NEW YORK — President Pieter W. Botha appears to have regained political initiative in South Africa. His speech last week promised specific reforms and set conditions for what now seems to be the imminent release of Nelson Mandela, the jailed black leader. Botha has not, however, charted a clear course for the future nor begun to bridge the chasm that separates white from black in his troubled country.
Botha's speech was as conciliatory as his previous major address last August had been belligerent. He talked about an undivided South Africa with a single citizenship for all South Africans; equal education for all races; scrapping the hated pass laws that inhibit black migration; freehold rights for blacks; involving all groups at the provincial (secondary) level of government, and a new "national statutory council" where white and black leaders would "consider and advise on matters of common concern."
Looking ahead, Botha stressed that the political aspirations of all South Africans must be accommodated in a democratic government: "We have outgrown the colonial system of paternalism as well as the outdated concept of apartheid."
In a follow-up, two-page advertisement in the Sunday newspapers, Botha elaborated on his speech in punchier language. And he broadcast his message on South Africa's segregated black radio and television networks, appealing for cooperation.
The pass laws would be scrapped by July 1, 1986; thereafter, all South Africans would carry the same identity document. The proposed national statutory council would not just be a "forum for talkers" but the first step toward "institutionalized power-sharing where black leaders can have a voice in central government."
Finally, using a curious rhetorical device, Botha eased his terms for the release of Mandela, leader of the banned African National Congress (ANC), who has been in jail for 23 years. Botha had made Mandela's release conditional on the latter's rejection of violence; his latest speech, however, made "humanitarian grounds" the criterion, linking Mandela's case with the release of two Soviet dissidents and a South African military officer held by Angola.

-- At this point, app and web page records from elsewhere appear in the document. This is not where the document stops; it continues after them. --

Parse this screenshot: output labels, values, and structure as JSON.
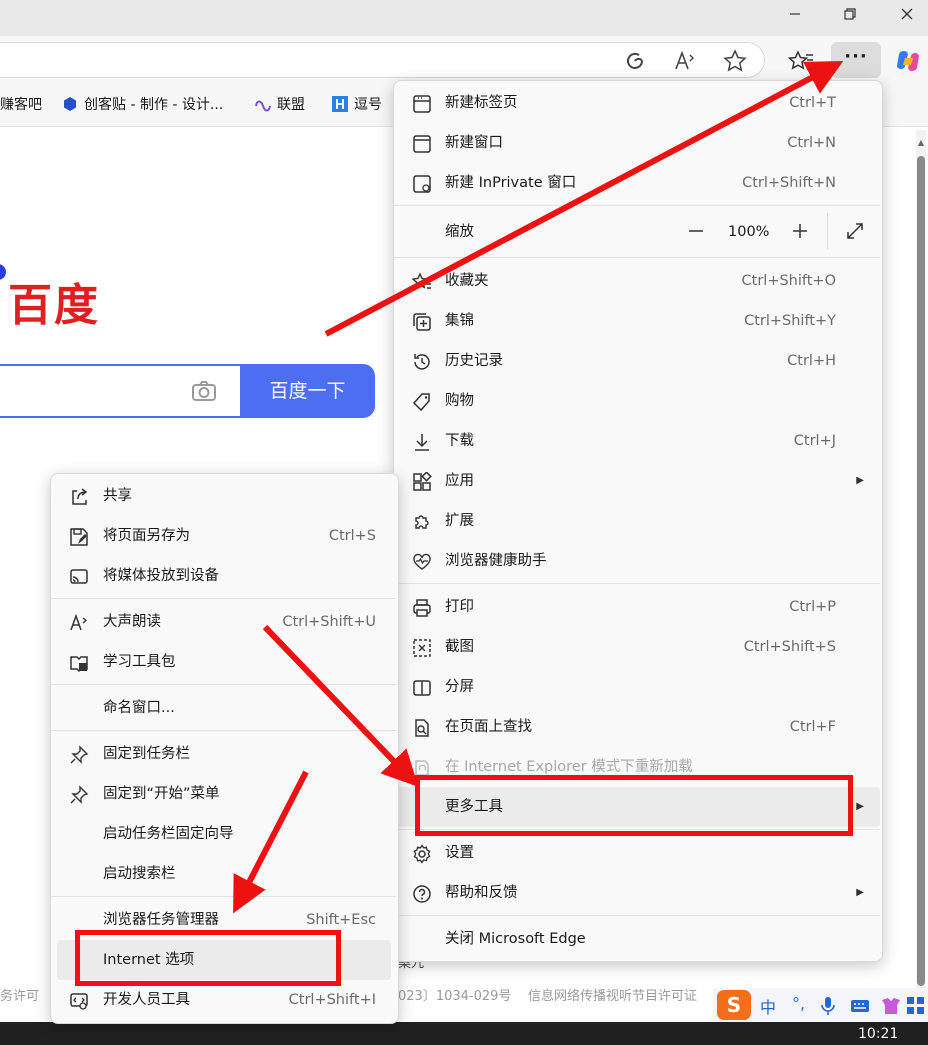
{
  "bookmarks": [
    {
      "label": "赚客吧",
      "icon": "bookmark-icon"
    },
    {
      "label": "创客贴 - 制作 - 设计...",
      "icon": "chuangketie-icon"
    },
    {
      "label": "联盟",
      "icon": "meta-icon"
    },
    {
      "label": "逗号",
      "icon": "h-icon"
    }
  ],
  "page": {
    "logo_text": "百度",
    "search_button": "百度一下",
    "footer_left": "务许可",
    "footer_mid": "023〕1034-029号",
    "footer_right": "信息网络传播视听节目许可证",
    "footer_under_menu": "案九"
  },
  "main_menu": {
    "items": [
      {
        "label": "新建标签页",
        "shortcut": "Ctrl+T",
        "icon": "new-tab-icon"
      },
      {
        "label": "新建窗口",
        "shortcut": "Ctrl+N",
        "icon": "new-window-icon"
      },
      {
        "label": "新建 InPrivate 窗口",
        "shortcut": "Ctrl+Shift+N",
        "icon": "inprivate-icon"
      },
      {
        "label": "缩放",
        "icon": "zoom-icon"
      },
      {
        "label": "收藏夹",
        "shortcut": "Ctrl+Shift+O",
        "icon": "favorites-icon"
      },
      {
        "label": "集锦",
        "shortcut": "Ctrl+Shift+Y",
        "icon": "collections-icon"
      },
      {
        "label": "历史记录",
        "shortcut": "Ctrl+H",
        "icon": "history-icon"
      },
      {
        "label": "购物",
        "icon": "shopping-icon"
      },
      {
        "label": "下载",
        "shortcut": "Ctrl+J",
        "icon": "download-icon"
      },
      {
        "label": "应用",
        "icon": "apps-icon"
      },
      {
        "label": "扩展",
        "icon": "extensions-icon"
      },
      {
        "label": "浏览器健康助手",
        "icon": "health-icon"
      },
      {
        "label": "打印",
        "shortcut": "Ctrl+P",
        "icon": "print-icon"
      },
      {
        "label": "截图",
        "shortcut": "Ctrl+Shift+S",
        "icon": "screenshot-icon"
      },
      {
        "label": "分屏",
        "icon": "split-screen-icon"
      },
      {
        "label": "在页面上查找",
        "shortcut": "Ctrl+F",
        "icon": "find-icon"
      },
      {
        "label": "在 Internet Explorer 模式下重新加载",
        "icon": "ie-icon"
      },
      {
        "label": "更多工具",
        "icon": "more-tools-icon"
      },
      {
        "label": "设置",
        "icon": "settings-icon"
      },
      {
        "label": "帮助和反馈",
        "icon": "help-icon"
      },
      {
        "label": "关闭 Microsoft Edge",
        "icon": "close-edge-icon"
      }
    ],
    "zoom_value": "100%"
  },
  "sub_menu": {
    "items": [
      {
        "label": "共享",
        "icon": "share-icon"
      },
      {
        "label": "将页面另存为",
        "shortcut": "Ctrl+S",
        "icon": "save-page-icon"
      },
      {
        "label": "将媒体投放到设备",
        "icon": "cast-icon"
      },
      {
        "label": "大声朗读",
        "shortcut": "Ctrl+Shift+U",
        "icon": "read-aloud-icon"
      },
      {
        "label": "学习工具包",
        "icon": "learning-toolkit-icon"
      },
      {
        "label": "命名窗口..."
      },
      {
        "label": "固定到任务栏",
        "icon": "pin-icon"
      },
      {
        "label": "固定到“开始”菜单",
        "icon": "pin-start-icon"
      },
      {
        "label": "启动任务栏固定向导"
      },
      {
        "label": "启动搜索栏"
      },
      {
        "label": "浏览器任务管理器",
        "shortcut": "Shift+Esc"
      },
      {
        "label": "Internet 选项"
      },
      {
        "label": "开发人员工具",
        "shortcut": "Ctrl+Shift+I",
        "icon": "devtools-icon"
      }
    ]
  },
  "ime": {
    "lang": "中",
    "punct": "°,"
  },
  "taskbar": {
    "time": "10:21"
  },
  "colors": {
    "annotation_red": "#ee1111",
    "baidu_blue": "#4e6ef2",
    "baidu_red": "#e02020"
  }
}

Now, the Soviets have scheduled the release of one of the dissidents, Anatoly Shcharansky, for next week; and by Friday, Mandela's family and supporters were already expecting official word of his freedom.
How does Botha's package affect the internal crisis and South Africa's increasingly isolated position in the world?
First, it is important to understand that two realities exist in South Africa. Changes that seem major, even apocalyptic, to whites, appear minor, even absurd, to blacks. During 18 months of black revolt and external pressures, white concessions and black expectations--never correlated--are now wholly out of sync.
Second, there is the government's direction (strategy is too grandiose a term). When Botha talks about a unified, democratic South Africa accommodating the aspirations of all South Africans with a common citizenship, he is not speaking about one person, one vote in a unitary system. And when he stresses equal education and other rights for blacks, he still does not intend to integrate South Africa's schools, hospitals and residential areas.
Botha's speech is full of the key code words that indicate white control will be maintained through some form of loose federal system. While blacks will have an increasing say in their "own" (i.e., local) affairs, whites will retain ultimate control over "general" (i.e., national) affairs.
The word communities rather than individuals occurs time and again in government rhetoric. Power is to be shared between communities, without one group dominating the other. The concept that South Africa is a nation of "minorities," the same idea that underpinned apartheid and the tribally based homelands, is as much a part of government philosophy as it ever was--meaning there is not and can never be a black majority in power.
Reaction has been building. Thursday, Botha publicly reprimanded his foreign minister, Roelof F. (Pik) Botha, for having remarked that a black might one day become president of South Africa. White reformers remained dissatisfied, and on Friday opposition leader Frederik van Zyl Slabbert resigned from parliament.
Zulu leader Chief Mangosuthu Gatsha Buthelezi once flatly rejected the government's attempt to participate in a joint consultative body. But now he has been saying that he would have no problem with the new council if there were a flexible agenda--leaving himself a loophole for a quick escape. Buthelezi has become increasingly isolated from the ANC and other black nationalist movements and seems keen to find a way of consolidating his power by creating some form of federal entity between his fragmented, impoverished Kwazulu homeland and neighboring Natal Province. The government, for its part, seems eager to drive a broader wedge between its black opponents by wooing Buthelezi.